The response must contain the complete data, printed exactly.

> _Extracted records_:
--- START ---
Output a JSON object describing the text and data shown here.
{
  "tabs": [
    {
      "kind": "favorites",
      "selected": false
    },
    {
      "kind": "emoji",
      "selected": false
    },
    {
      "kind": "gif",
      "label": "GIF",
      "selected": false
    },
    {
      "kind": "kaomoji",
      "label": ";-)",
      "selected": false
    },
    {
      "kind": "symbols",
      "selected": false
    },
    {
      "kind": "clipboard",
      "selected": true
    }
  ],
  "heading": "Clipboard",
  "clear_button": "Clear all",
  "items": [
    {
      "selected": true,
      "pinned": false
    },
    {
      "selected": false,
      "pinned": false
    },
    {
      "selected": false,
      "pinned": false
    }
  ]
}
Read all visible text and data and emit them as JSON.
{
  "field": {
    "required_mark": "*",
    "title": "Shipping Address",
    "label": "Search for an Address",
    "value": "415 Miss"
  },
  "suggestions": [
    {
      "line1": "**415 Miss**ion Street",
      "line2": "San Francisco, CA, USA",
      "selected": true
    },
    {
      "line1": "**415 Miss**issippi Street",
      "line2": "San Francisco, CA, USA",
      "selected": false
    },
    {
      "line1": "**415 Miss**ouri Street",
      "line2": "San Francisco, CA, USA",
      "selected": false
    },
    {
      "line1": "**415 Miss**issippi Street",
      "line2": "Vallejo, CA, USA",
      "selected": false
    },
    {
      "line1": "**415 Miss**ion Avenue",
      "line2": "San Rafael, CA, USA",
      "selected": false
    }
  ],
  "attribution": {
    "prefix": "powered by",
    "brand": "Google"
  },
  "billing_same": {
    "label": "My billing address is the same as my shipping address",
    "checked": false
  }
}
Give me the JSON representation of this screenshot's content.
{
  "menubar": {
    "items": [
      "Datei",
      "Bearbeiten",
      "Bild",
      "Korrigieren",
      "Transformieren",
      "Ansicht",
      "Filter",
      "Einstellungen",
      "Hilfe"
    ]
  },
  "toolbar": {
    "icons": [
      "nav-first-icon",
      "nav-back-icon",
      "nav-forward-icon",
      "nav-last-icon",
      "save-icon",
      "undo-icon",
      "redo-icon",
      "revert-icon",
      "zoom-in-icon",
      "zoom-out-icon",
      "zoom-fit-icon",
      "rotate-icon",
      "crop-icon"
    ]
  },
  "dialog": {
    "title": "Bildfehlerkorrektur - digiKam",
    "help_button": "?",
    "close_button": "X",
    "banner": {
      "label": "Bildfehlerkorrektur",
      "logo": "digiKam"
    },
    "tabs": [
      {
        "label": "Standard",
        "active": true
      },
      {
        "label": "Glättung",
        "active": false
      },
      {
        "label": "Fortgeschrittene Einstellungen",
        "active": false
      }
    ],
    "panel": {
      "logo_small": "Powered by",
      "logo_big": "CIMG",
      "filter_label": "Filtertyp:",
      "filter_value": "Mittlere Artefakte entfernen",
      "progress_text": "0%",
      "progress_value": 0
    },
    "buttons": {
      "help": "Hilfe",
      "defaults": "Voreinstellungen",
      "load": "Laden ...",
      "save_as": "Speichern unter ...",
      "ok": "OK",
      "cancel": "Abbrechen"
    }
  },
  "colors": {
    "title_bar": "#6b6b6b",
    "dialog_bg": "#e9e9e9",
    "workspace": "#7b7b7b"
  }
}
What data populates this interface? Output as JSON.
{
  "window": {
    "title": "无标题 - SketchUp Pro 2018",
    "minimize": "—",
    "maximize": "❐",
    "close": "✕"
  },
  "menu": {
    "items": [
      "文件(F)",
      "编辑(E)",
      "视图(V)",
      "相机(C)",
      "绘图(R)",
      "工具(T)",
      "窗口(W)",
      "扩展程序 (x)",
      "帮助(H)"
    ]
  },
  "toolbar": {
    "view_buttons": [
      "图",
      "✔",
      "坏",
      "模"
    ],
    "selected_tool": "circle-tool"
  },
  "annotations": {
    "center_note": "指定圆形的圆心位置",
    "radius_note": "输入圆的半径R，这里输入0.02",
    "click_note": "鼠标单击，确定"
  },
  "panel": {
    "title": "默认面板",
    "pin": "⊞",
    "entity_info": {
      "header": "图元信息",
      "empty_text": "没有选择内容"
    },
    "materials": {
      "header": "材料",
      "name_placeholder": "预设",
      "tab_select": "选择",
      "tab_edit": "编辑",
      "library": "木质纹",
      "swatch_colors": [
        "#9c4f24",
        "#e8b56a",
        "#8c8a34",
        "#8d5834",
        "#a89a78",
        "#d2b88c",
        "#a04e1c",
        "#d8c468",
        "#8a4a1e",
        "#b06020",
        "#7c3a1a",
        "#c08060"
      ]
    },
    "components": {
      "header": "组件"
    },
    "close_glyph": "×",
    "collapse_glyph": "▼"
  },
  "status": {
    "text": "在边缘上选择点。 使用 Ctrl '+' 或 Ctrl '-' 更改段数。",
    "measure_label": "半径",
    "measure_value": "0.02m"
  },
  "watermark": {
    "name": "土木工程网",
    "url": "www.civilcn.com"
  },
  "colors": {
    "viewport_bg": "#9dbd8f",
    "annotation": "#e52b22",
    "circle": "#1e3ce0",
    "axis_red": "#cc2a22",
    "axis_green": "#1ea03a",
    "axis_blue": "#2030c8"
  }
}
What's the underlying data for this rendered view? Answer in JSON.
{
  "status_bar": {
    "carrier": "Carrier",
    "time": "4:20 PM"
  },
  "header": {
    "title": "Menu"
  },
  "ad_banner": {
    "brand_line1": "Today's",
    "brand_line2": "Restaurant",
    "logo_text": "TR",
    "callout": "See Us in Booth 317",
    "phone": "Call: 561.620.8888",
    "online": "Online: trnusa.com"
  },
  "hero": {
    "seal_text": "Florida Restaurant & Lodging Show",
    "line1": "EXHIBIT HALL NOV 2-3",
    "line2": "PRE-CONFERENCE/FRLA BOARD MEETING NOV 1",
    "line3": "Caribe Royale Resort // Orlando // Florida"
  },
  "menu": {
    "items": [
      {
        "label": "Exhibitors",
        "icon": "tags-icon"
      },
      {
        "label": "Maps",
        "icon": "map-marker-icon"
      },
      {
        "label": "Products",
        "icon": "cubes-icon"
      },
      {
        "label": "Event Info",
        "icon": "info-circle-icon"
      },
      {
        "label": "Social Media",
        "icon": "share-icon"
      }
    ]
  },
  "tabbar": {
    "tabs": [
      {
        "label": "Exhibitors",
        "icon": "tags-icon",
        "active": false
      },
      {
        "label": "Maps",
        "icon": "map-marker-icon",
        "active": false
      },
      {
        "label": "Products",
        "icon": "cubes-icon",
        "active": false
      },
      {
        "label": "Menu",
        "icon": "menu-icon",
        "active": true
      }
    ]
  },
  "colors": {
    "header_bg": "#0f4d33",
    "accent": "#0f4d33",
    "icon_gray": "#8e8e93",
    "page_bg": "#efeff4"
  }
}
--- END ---
> _Response for this exercise_:
Output a JSON object describing the text and data shown here.
{
  "tabs": [
    {
      "kind": "favorites",
      "selected": false
    },
    {
      "kind": "emoji",
      "selected": false
    },
    {
      "kind": "gif",
      "label": "GIF",
      "selected": false
    },
    {
      "kind": "kaomoji",
      "label": ";-)",
      "selected": false
    },
    {
      "kind": "symbols",
      "selected": false
    },
    {
      "kind": "clipboard",
      "selected": true
    }
  ],
  "heading": "Clipboard",
  "clear_button": "Clear all",
  "items": [
    {
      "selected": true,
      "pinned": false
    },
    {
      "selected": false,
      "pinned": false
    },
    {
      "selected": false,
      "pinned": false
    }
  ]
}
Read all visible text and data and emit them as JSON.
{
  "field": {
    "required_mark": "*",
    "title": "Shipping Address",
    "label": "Search for an Address",
    "value": "415 Miss"
  },
  "suggestions": [
    {
      "line1": "**415 Miss**ion Street",
      "line2": "San Francisco, CA, USA",
      "selected": true
    },
    {
      "line1": "**415 Miss**issippi Street",
      "line2": "San Francisco, CA, USA",
      "selected": false
    },
    {
      "line1": "**415 Miss**ouri Street",
      "line2": "San Francisco, CA, USA",
      "selected": false
    },
    {
      "line1": "**415 Miss**issippi Street",
      "line2": "Vallejo, CA, USA",
      "selected": false
    },
    {
      "line1": "**415 Miss**ion Avenue",
      "line2": "San Rafael, CA, USA",
      "selected": false
    }
  ],
  "attribution": {
    "prefix": "powered by",
    "brand": "Google"
  },
  "billing_same": {
    "label": "My billing address is the same as my shipping address",
    "checked": false
  }
}
Give me the JSON representation of this screenshot's content.
{
  "menubar": {
    "items": [
      "Datei",
      "Bearbeiten",
      "Bild",
      "Korrigieren",
      "Transformieren",
      "Ansicht",
      "Filter",
      "Einstellungen",
      "Hilfe"
    ]
  },
  "toolbar": {
    "icons": [
      "nav-first-icon",
      "nav-back-icon",
      "nav-forward-icon",
      "nav-last-icon",
      "save-icon",
      "undo-icon",
      "redo-icon",
      "revert-icon",
      "zoom-in-icon",
      "zoom-out-icon",
      "zoom-fit-icon",
      "rotate-icon",
      "crop-icon"
    ]
  },
  "dialog": {
    "title": "Bildfehlerkorrektur - digiKam",
    "help_button": "?",
    "close_button": "X",
    "banner": {
      "label": "Bildfehlerkorrektur",
      "logo": "digiKam"
    },
    "tabs": [
      {
        "label": "Standard",
        "active": true
      },
      {
        "label": "Glättung",
        "active": false
      },
      {
        "label": "Fortgeschrittene Einstellungen",
        "active": false
      }
    ],
    "panel": {
      "logo_small": "Powered by",
      "logo_big": "CIMG",
      "filter_label": "Filtertyp:",
      "filter_value": "Mittlere Artefakte entfernen",
      "progress_text": "0%",
      "progress_value": 0
    },
    "buttons": {
      "help": "Hilfe",
      "defaults": "Voreinstellungen",
      "load": "Laden ...",
      "save_as": "Speichern unter ...",
      "ok": "OK",
      "cancel": "Abbrechen"
    }
  },
  "colors": {
    "title_bar": "#6b6b6b",
    "dialog_bg": "#e9e9e9",
    "workspace": "#7b7b7b"
  }
}
What data populates this interface? Output as JSON.
{
  "window": {
    "title": "无标题 - SketchUp Pro 2018",
    "minimize": "—",
    "maximize": "❐",
    "close": "✕"
  },
  "menu": {
    "items": [
      "文件(F)",
      "编辑(E)",
      "视图(V)",
      "相机(C)",
      "绘图(R)",
      "工具(T)",
      "窗口(W)",
      "扩展程序 (x)",
      "帮助(H)"
    ]
  },
  "toolbar": {
    "view_buttons": [
      "图",
      "✔",
      "坏",
      "模"
    ],
    "selected_tool": "circle-tool"
  },
  "annotations": {
    "center_note": "指定圆形的圆心位置",
    "radius_note": "输入圆的半径R，这里输入0.02",
    "click_note": "鼠标单击，确定"
  },
  "panel": {
    "title": "默认面板",
    "pin": "⊞",
    "entity_info": {
      "header": "图元信息",
      "empty_text": "没有选择内容"
    },
    "materials": {
      "header": "材料",
      "name_placeholder": "预设",
      "tab_select": "选择",
      "tab_edit": "编辑",
      "library": "木质纹",
      "swatch_colors": [
        "#9c4f24",
        "#e8b56a",
        "#8c8a34",
        "#8d5834",
        "#a89a78",
        "#d2b88c",
        "#a04e1c",
        "#d8c468",
        "#8a4a1e",
        "#b06020",
        "#7c3a1a",
        "#c08060"
      ]
    },
    "components": {
      "header": "组件"
    },
    "close_glyph": "×",
    "collapse_glyph": "▼"
  },
  "status": {
    "text": "在边缘上选择点。 使用 Ctrl '+' 或 Ctrl '-' 更改段数。",
    "measure_label": "半径",
    "measure_value": "0.02m"
  },
  "watermark": {
    "name": "土木工程网",
    "url": "www.civilcn.com"
  },
  "colors": {
    "viewport_bg": "#9dbd8f",
    "annotation": "#e52b22",
    "circle": "#1e3ce0",
    "axis_red": "#cc2a22",
    "axis_green": "#1ea03a",
    "axis_blue": "#2030c8"
  }
}
What's the underlying data for this rendered view? Answer in JSON.
{
  "status_bar": {
    "carrier": "Carrier",
    "time": "4:20 PM"
  },
  "header": {
    "title": "Menu"
  },
  "ad_banner": {
    "brand_line1": "Today's",
    "brand_line2": "Restaurant",
    "logo_text": "TR",
    "callout": "See Us in Booth 317",
    "phone": "Call: 561.620.8888",
    "online": "Online: trnusa.com"
  },
  "hero": {
    "seal_text": "Florida Restaurant & Lodging Show",
    "line1": "EXHIBIT HALL NOV 2-3",
    "line2": "PRE-CONFERENCE/FRLA BOARD MEETING NOV 1",
    "line3": "Caribe Royale Resort // Orlando // Florida"
  },
  "menu": {
    "items": [
      {
        "label": "Exhibitors",
        "icon": "tags-icon"
      },
      {
        "label": "Maps",
        "icon": "map-marker-icon"
      },
      {
        "label": "Products",
        "icon": "cubes-icon"
      },
      {
        "label": "Event Info",
        "icon": "info-circle-icon"
      },
      {
        "label": "Social Media",
        "icon": "share-icon"
      }
    ]
  },
  "tabbar": {
    "tabs": [
      {
        "label": "Exhibitors",
        "icon": "tags-icon",
        "active": false
      },
      {
        "label": "Maps",
        "icon": "map-marker-icon",
        "active": false
      },
      {
        "label": "Products",
        "icon": "cubes-icon",
        "active": false
      },
      {
        "label": "Menu",
        "icon": "menu-icon",
        "active": true
      }
    ]
  },
  "colors": {
    "header_bg": "#0f4d33",
    "accent": "#0f4d33",
    "icon_gray": "#8e8e93",
    "page_bg": "#efeff4"
  }
}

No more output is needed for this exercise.